It’s no wonder that working women find it difficult to retire. We’ve faced huge obstacles to remain in our careers, let alone rise to the top. To sum up, we’ve spent the greater portion of our adult lives trying to crash the glass ceiling while doing double-duty at home and covering what Clinton calls “emotional labour” at work and at home.
Working women handle the “unpaid, uncounted, often unseen work that people perform to keep their families and workplaces humming,” argues Clinton. “Organizing office birthday parties. Arranging kids’ summer camp. Coordinating visits with in-laws. Helping the new employee feel welcome and included. The list is endless: all the little details without which life would devolve into chaos and misery.” I can’t help but agree. And so, when it comes time to retire, it’s no wonder that many of us envision a gapping hole in our day-to-day activities.
It’s no easy task to figure out what to do during retirement when you’ve been crazy busy for the last thirty-five years. Of course, men suffer as well.
I was particularly struck by a recent New York Times review of What Happened, which quotes 1968 U.S. presidential candidate Hubert Humphrey when he wrote
“What am I going to do?” He lost the race to Richard Nixon. “There isn’t anything I want to do. I wanted to be President. … I was ready. I’d really trained for the presidency. I know government. We had such great plans. We could have changed things. Damn it, I love this country. We could have done so much good.”
Recent U.S. studies point to the fact that the majority of men and women facing retirement wish they could continue working in some capacity. It’s no surprise. Not only do older adults need the extra income, but also they crave the companionship and a sense of purpose that work provides.
An analysis done for BNN here at home “vividly shows that compared to earning nothing extra at all after the traditional retirement age of 65, earning modest amounts of extra income, such as $1000 each for a couple per month (whether as a part-time employee or on a self-employed basis) magically changes (the prognosis for a secure retirement).
“In the case of a retiree with lifestyle expenses of $60,000 who undertakes a full-stop retirement at 65, earning no extra income, there is a sharp fall in a $500,000 (combined registered and non-registered) portfolio starting at age 65. By the time they reach their early 80s, the nest egg is depleted to zero.
“The outcome is much different for a couple earning just $2,000 a month between them part-time after 65 and going until 75. That’s about $250 per week per spouse. The dramatic effect is that even that modest amount of income delays the portfolio’s drop below zero beyond their early 90s. During the ten-year period of working part-time, not only does the nest egg not decline the first ten years, it actually rises! The effect is that by the time you reach 75 and finally stop working even part-time, the portfolio declines from a higher level and much more gradually.”

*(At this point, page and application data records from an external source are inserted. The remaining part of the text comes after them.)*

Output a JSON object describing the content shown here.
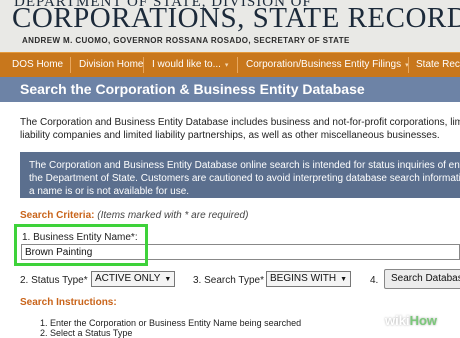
{
  "header": {
    "agency_line": "Department of State, Division of",
    "agency_name": "Corporations, State Records & UCC",
    "officials": "ANDREW M. CUOMO, GOVERNOR      ROSSANA ROSADO, SECRETARY OF STATE"
  },
  "nav": {
    "items": [
      {
        "label": "DOS Home"
      },
      {
        "label": "Division Home"
      },
      {
        "label": "I would like to..."
      },
      {
        "label": "Corporation/Business Entity Filings"
      },
      {
        "label": "State Rec"
      }
    ],
    "caret": "▾"
  },
  "page": {
    "title": "Search the Corporation & Business Entity Database",
    "intro_line1": "The Corporation and Business Entity Database includes business and not-for-profit corporations, limited",
    "intro_line2": "liability companies and limited liability partnerships, as well as other miscellaneous businesses.",
    "notice_line1": "The Corporation and Business Entity Database online search is intended for status inquiries of entities",
    "notice_line2": "the Department of State. Customers are cautioned to avoid interpreting database search information a",
    "notice_line3": "a name is or is not available for use."
  },
  "form": {
    "criteria_label": "Search Criteria:",
    "criteria_note": "(Items marked with * are required)",
    "field1_label": "1. Business Entity Name*:",
    "field1_value": "Brown Painting",
    "field2_label": "2. Status Type*",
    "field2_value": "ACTIVE ONLY",
    "field3_label": "3. Search Type*",
    "field3_value": "BEGINS WITH",
    "field4_label": "4.",
    "search_button": "Search Databas",
    "dropdown_arrow": "▼"
  },
  "instructions": {
    "heading": "Search Instructions:",
    "step1": "1. Enter the Corporation or Business Entity Name being searched",
    "step2": "2. Select a Status Type"
  },
  "watermark": {
    "wiki": "wiki",
    "how": "How"
  },
  "colors": {
    "nav_bg": "#c8771c",
    "title_bar_bg": "#6d83a6",
    "notice_bg": "#5b6f8e",
    "accent_orange": "#c9641a",
    "highlight_green": "#3ed23a"
  }
}
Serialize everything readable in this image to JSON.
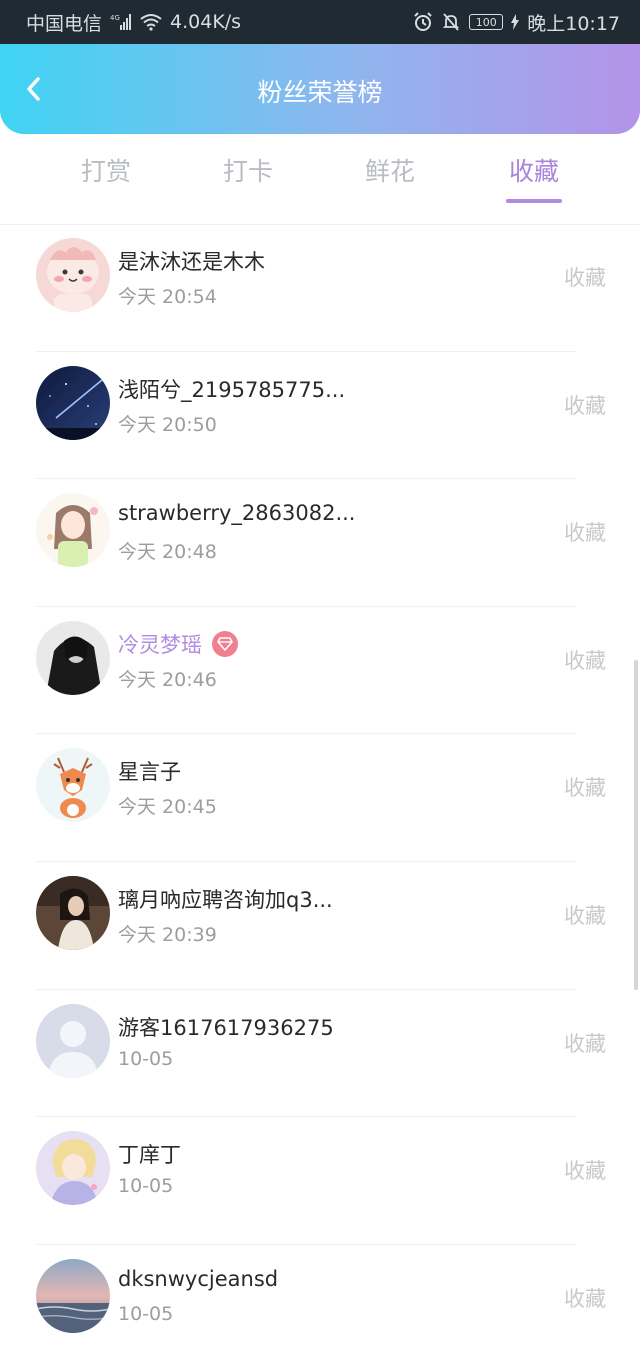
{
  "status_bar": {
    "carrier": "中国电信",
    "network": "4G",
    "speed": "4.04K/s",
    "battery": "100",
    "time": "晚上10:17"
  },
  "header": {
    "title": "粉丝荣誉榜",
    "back_icon": "chevron-left-icon"
  },
  "tabs": [
    {
      "label": "打赏",
      "active": false
    },
    {
      "label": "打卡",
      "active": false
    },
    {
      "label": "鲜花",
      "active": false
    },
    {
      "label": "收藏",
      "active": true
    }
  ],
  "fans": [
    {
      "name": "是沐沐还是木木",
      "time": "今天 20:54",
      "action": "收藏"
    },
    {
      "name": "浅陌兮_2195785775...",
      "time": "今天 20:50",
      "action": "收藏"
    },
    {
      "name": "strawberry_2863082...",
      "time": "今天 20:48",
      "action": "收藏"
    },
    {
      "name": "冷灵梦瑶",
      "time": "今天 20:46",
      "action": "收藏",
      "vip": true
    },
    {
      "name": "星言子",
      "time": "今天 20:45",
      "action": "收藏"
    },
    {
      "name": "璃月吶应聘咨询加q3...",
      "time": "今天 20:39",
      "action": "收藏"
    },
    {
      "name": "游客1617617936275",
      "time": "10-05",
      "action": "收藏"
    },
    {
      "name": "丁庠丁",
      "time": "10-05",
      "action": "收藏"
    },
    {
      "name": "dksnwycjeansd",
      "time": "10-05",
      "action": "收藏"
    }
  ],
  "colors": {
    "header_gradient_start": "#3fd4f2",
    "header_gradient_end": "#b493e8",
    "active_tab": "#a984dd",
    "vip_name": "#b08bdf",
    "vip_badge": "#f27f8f"
  }
}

My best thoughts are try not to spend much time comparing yourself to others, the glamorous CEO down the street or your old pal from high school who seemingly thrives on nothing. Neither helps. Instead, do plan ahead. Start early. Avoid snap decisions. Figure out what you need versus what you want. Working part time after retiring was the most important decision I made, both for my emotional and my financial health. Today, four years into retirement, my list of need versus want has changed considerably, but my vision for the future looks rosier than it did when I first contemplated retirement.
And the song still holds true: big girls don’t cry.